With two New Year's Eve packages to choose from, the Tamaya is the perfect place to start off the New Year with a bang. The Celebration package starts at $349 per couple and includes one night's accommodations for two people, two tickets with reserved seating to the ballroom gala party, live entertainment featured throughout the resort, elaborate New Year's Eve Buffet, decadent dessert and coffee station, midnight countdown, champagne toast, spectacular balloon drop, party favors and resort fee. The Midnight to Remember package starts at $449 per couple and includes all of the above Celebration package items plus a choice between dinner for two at the Corn Maiden or preferred seating at the ballroom gala party. Entertainment includes the Ken Arlen Orchestra. Dinner options range from Ancho Chile Seared Pork Loin with Cranberry-Cider Demi Glaze to Pinon Coffee Crusted Beef Tenderloin with Herbed Mushroom-Truffle Sauce. Got the kids with ya? For $60, kids aged 3-12 can join Camp Tamaya's celebration including children's buffet, games, movies and a special sparkling cider toast.
If you're looking to pull out all the stops this year, check out the two ridiculously luxe packages offered by El Monte Sagrado resort in Taos. The first will set you back $2,935 and includes a five night stay in a suite, admission to the New Year's Eve masquerade ball, New Year's Day recovery breakfast and a choice of three spa treatments per person.
Then again you could celebrate the New Year with a romantic three-night getaway at the El Dorado Hotel in Santa Fe. The package includes a bottle of chilled champagne, a candle-lit dinner at the Old House Restaurant, breakfast in bed each morning, your choice of a massage or any other spa treatment once during your stay, and monogrammed plush terrycloth robes as a souvenir of your stay. The hotel also provides live music every night for your listening and dancing pleasure. At $1017, it aint exactly cheap—but if you can afford to, go ahead and splurge. You've got a whole year to work on your money management skills.
Since the recent closing of Club Rhythm and Blues, one of Albuquerque's most cherished spoken-word traditions, "Poetry and Beer," has been homeless.
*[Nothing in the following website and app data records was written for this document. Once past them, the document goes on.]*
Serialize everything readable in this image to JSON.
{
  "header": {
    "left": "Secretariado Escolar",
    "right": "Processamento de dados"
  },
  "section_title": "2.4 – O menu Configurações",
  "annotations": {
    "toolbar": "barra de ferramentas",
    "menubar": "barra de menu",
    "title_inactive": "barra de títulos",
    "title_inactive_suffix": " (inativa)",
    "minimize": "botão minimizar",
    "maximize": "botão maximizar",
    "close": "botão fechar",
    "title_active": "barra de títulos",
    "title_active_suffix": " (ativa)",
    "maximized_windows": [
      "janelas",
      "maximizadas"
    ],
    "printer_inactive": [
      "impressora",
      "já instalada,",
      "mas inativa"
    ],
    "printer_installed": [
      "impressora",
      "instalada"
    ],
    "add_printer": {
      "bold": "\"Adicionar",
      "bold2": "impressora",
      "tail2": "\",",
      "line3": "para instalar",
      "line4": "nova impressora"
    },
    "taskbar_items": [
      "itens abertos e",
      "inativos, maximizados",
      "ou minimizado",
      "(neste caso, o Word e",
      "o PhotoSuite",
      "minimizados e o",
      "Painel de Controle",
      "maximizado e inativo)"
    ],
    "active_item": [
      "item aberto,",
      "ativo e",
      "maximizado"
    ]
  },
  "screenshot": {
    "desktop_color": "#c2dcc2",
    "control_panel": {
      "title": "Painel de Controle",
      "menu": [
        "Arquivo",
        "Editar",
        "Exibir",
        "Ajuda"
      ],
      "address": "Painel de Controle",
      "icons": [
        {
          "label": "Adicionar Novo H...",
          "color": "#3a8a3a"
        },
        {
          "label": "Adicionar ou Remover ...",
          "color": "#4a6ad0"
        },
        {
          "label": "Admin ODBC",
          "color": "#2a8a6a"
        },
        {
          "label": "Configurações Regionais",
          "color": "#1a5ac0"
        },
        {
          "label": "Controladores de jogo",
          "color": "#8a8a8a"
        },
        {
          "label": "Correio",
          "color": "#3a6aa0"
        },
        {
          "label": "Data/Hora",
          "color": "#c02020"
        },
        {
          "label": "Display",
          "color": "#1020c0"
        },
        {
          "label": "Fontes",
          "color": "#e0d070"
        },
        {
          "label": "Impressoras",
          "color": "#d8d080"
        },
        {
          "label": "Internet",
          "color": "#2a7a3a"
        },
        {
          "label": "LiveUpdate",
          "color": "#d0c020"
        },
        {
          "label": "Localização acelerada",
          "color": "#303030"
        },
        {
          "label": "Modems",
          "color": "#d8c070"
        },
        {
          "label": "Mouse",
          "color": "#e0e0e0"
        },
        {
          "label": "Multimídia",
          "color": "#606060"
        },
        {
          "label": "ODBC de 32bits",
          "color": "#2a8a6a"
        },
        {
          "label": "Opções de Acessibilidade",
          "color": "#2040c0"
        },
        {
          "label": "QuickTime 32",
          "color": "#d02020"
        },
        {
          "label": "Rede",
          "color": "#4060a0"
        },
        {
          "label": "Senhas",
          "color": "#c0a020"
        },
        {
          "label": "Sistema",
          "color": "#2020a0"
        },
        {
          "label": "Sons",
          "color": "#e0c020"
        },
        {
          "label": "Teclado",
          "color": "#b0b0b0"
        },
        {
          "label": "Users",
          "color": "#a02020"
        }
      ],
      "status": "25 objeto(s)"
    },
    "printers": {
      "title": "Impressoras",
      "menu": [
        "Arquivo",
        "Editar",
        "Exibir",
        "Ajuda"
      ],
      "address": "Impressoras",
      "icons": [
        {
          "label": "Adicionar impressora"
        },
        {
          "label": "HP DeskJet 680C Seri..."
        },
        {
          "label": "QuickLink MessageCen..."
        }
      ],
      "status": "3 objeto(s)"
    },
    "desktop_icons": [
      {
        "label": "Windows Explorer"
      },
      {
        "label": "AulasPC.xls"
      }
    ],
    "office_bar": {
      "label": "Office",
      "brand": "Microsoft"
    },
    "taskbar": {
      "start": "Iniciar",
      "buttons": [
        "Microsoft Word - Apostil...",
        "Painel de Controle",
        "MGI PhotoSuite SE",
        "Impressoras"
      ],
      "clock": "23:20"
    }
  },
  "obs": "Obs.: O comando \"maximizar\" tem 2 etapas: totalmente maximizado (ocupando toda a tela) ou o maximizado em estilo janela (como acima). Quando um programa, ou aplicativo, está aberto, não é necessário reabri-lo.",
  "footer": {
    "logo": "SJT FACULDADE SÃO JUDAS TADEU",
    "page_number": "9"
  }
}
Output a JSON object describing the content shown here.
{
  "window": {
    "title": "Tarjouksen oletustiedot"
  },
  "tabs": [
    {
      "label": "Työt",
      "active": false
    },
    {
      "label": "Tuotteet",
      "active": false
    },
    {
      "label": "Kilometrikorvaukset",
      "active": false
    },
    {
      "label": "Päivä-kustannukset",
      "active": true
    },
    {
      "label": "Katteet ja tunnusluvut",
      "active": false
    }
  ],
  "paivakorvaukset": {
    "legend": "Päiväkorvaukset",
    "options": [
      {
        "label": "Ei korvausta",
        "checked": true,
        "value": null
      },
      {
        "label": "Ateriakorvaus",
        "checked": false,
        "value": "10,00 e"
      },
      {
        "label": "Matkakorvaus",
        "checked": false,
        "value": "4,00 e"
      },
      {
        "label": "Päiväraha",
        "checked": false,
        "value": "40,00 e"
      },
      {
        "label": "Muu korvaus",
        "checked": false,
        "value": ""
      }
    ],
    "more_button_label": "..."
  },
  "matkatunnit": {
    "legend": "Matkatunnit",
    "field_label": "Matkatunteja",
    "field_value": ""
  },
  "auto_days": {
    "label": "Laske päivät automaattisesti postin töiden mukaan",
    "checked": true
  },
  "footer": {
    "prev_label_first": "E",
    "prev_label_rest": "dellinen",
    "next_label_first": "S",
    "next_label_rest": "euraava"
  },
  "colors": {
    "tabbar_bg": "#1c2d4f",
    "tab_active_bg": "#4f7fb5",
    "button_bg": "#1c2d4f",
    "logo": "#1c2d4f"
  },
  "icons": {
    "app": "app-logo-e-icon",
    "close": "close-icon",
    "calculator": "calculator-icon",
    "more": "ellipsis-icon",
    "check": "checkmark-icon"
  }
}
But, thanks to the folks at Puccini's Golden West Saloon, all you iambic pentameter junkies can rest easy. The monthly events born at the Dingo Bar nearly a decade ago will now take place at the Golden West. The new season kicked off on Dec. 6 and will return in January under the direction of Danny Solis, Don McIver and Angela Williams. For more information on "Poetry and Beer" or how to get involved with Albuquerque's poetry scene, visit www.abqpoetryslam.com. ... Unfortunately, I didn't have space last week to announce the first in a three-part holiday concert series, but fortunately two parts remain. Organized by Randall Cawlfield, the series entitled "Christmas in the City" features performances by local musicians and groups. Part two of the series, "Bluegrass Night," will take place on Saturday, Dec. 13 at the Lobo Theater at 8 p.m., and will feature performances by Raising Cain, Hobos in Limbo and The Cawlfield Family. Admission is free. ... Don't forget the Second Annual Winter Ball on Monday, Dec. 15 at OPM. Formal attire is encouraged, and the cost of admission is the toy you bring for donation to YDI. The Eyeliners, Black Maria, Dirty Novels and Obenjyosan will provide live music, Tucanos will provide food for the first 100 people through the door. ... This year's Launchpad Employee F*#kjam will take place Tuesday, Dec. 23. On the bill thus far are SssnakessslackssS (reunion show), DJ BJ, Beef Ramp, Goofoffhuffers, These Arms Are Snacks, Bukaki Goggles, Gregg Pain, Metalhead and Sign Renovation. If you've never attended this spirited holiday event, I encourage you to do so this year. If you've attended in the past, I encourage you to do so this year. You will not be disappointed. Maybe.